- Within the first three minutes of the liturgy of ordination- for deacons and priests- in the Presentation by the sponsors and the opening dialogue between ordinand and bishop, the ordinand pledges obedience to the bishop and loyalty to the doctrine, discipline, and worship of Christ as the Church has received them. (BCP 526, 538.) In the ordination service of a Bishop, the bishop-elect vows to “obey Christ and serve in his name,” and to “guard the faith, unity, and discipline of the Church,” while promising to serve the dioceses’ people, encouraging and supporting them. (BCP 518).
- In my wallet, I carry a number of plastic cards that identify me in various ways: as a resident of the Commonwealth of Pennsylvania, as a citizen of the United States, as a member of AAA, as a participant in the Episcopal Church Medical Trust, an organ donor, and a member of a local credit union. There is also a picture in my wallet of me and my three siblings, taken a few years ago standing on rocks in Casco Bay.
- In a few days, I will spend some time in the red and pink aisle of the grocery store selecting Valentine Cards to mail to my children, nieces and nephews to remind them of my enduring love for them.
- On my left hand I wear three rings: my wedding ring, my college ring, and two small rings that were my mother’s. On my right hand I wear a bishop’s ring that bears the seal of the Diocese of Central Pennsylvania. Each day I put on a pectoral cross- one of the identifying marks of a bishop, who wears a cross over his/her heart as a sign of their allegiance and connection to Christ and his Church.
- Last Sunday, I stood and took the hands of four individuals in mine and, in the ritual designed by the Church, I recognized them as members of the one holy, catholic and apostolic Church and received them in to the fellowship of the (Anglican) Communion (in the Episcopal Tradition).
- And this Sunday, some churches will celebrate the Presentation in the Temple* which is the moment in which Mary and Joseph, following the custom of their tradition, brought the baby Jesus (along with their sacrifice of two turtledoves) to the temple to complete the right of purification for Mary following childbirth, and to redeem their firstborn son, Jesus.
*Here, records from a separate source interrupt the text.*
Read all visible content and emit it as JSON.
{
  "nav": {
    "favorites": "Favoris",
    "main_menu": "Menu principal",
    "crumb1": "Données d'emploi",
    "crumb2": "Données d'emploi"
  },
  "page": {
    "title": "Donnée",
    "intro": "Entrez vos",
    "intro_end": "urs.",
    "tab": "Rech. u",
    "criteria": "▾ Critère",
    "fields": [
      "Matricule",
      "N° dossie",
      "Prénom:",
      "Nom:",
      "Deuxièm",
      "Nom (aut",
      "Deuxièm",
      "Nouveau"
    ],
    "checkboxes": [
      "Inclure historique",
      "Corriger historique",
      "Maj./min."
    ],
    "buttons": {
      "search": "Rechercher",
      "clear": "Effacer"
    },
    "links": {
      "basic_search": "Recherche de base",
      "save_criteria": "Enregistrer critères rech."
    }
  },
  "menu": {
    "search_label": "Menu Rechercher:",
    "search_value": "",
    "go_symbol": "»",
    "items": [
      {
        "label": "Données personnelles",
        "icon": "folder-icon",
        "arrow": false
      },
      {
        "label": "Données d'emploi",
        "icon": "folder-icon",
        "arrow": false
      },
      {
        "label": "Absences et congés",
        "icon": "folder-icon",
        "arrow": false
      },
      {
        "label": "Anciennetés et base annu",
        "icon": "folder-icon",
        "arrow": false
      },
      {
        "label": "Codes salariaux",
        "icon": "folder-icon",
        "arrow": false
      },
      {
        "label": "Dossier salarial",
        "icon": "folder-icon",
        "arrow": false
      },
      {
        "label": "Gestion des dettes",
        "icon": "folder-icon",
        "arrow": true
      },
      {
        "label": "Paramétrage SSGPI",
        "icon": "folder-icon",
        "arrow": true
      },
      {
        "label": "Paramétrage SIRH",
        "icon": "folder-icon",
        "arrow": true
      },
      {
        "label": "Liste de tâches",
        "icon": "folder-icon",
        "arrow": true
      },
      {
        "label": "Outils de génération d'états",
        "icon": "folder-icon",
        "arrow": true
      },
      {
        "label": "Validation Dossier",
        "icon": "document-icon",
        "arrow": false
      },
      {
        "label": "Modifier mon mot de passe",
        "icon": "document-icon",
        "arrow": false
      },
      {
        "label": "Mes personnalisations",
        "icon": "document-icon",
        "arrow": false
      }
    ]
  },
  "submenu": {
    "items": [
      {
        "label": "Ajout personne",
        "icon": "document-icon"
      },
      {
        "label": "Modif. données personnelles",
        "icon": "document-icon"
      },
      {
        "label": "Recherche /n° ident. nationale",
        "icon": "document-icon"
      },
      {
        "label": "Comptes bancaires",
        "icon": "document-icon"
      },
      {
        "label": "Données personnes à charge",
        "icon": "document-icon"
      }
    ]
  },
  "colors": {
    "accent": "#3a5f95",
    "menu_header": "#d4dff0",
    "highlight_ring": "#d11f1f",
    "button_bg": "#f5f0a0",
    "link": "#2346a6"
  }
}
It’s a theme worth considering on these cold winter days in which the instinct is to hunker down, wrap up, and stay at home.
To whom do we belong?
This question of belonging is wrapped up, of course, in the question of identity. In the season of Epiphany, we revel in understanding of Jesus as the Messiah. We share in the Epiphany of his manifestation as King and Lord of all- in the story of the Magi who represent the far corners of the world, all part of God’s beloved kingdom; in the story of the Wedding at Cana in which our eyes are opened to the magnificent power of the God’s anointed; and in the Baptism of Jesus as we learn of Jesus’ connectedness, his own belonging, and God’s great delight in him. We learn who Jesus is, and whose Jesus is…
… and what do we learn about ourselves, our identity and belonging, along the way?
I belong to my family, to my diocese, and to my Church. And I pledge obedience and loyalty. The pledge of obedience is not a yoke around my neck, but an arm around my waist, or a hand in my own hand, as it connects me and holds me and gives me defining sense of who I am, in relation to others. I like being accountable to others.
Ultimately, of course, I belong to God.
It’s easy in our day-to-day work and activity to side-step that relationship and focus on the ones that are more tangible or, challenging… and so each day, I make a point of pausing to re-connect with the One with whom I am eternally connected. The One who knew me when I was still in my mother’s womb, and who will know me unto the ages.
- In what ways do you find yourself connected- to others, to a faith tradition, or to God?
- Which of those relationships are solid, and which of them need tending?
- What are the benefits of belonging, and how do you show your gratitude for the deep connectedness that you enjoy?
~Thoughts for reflection on a -3 morning as the instinct is to wrap up and stay put.
*(the Feast Day of the Presentation is on 2 February and in some congregations will be transferred for celebration in church on Sunday, 3 February)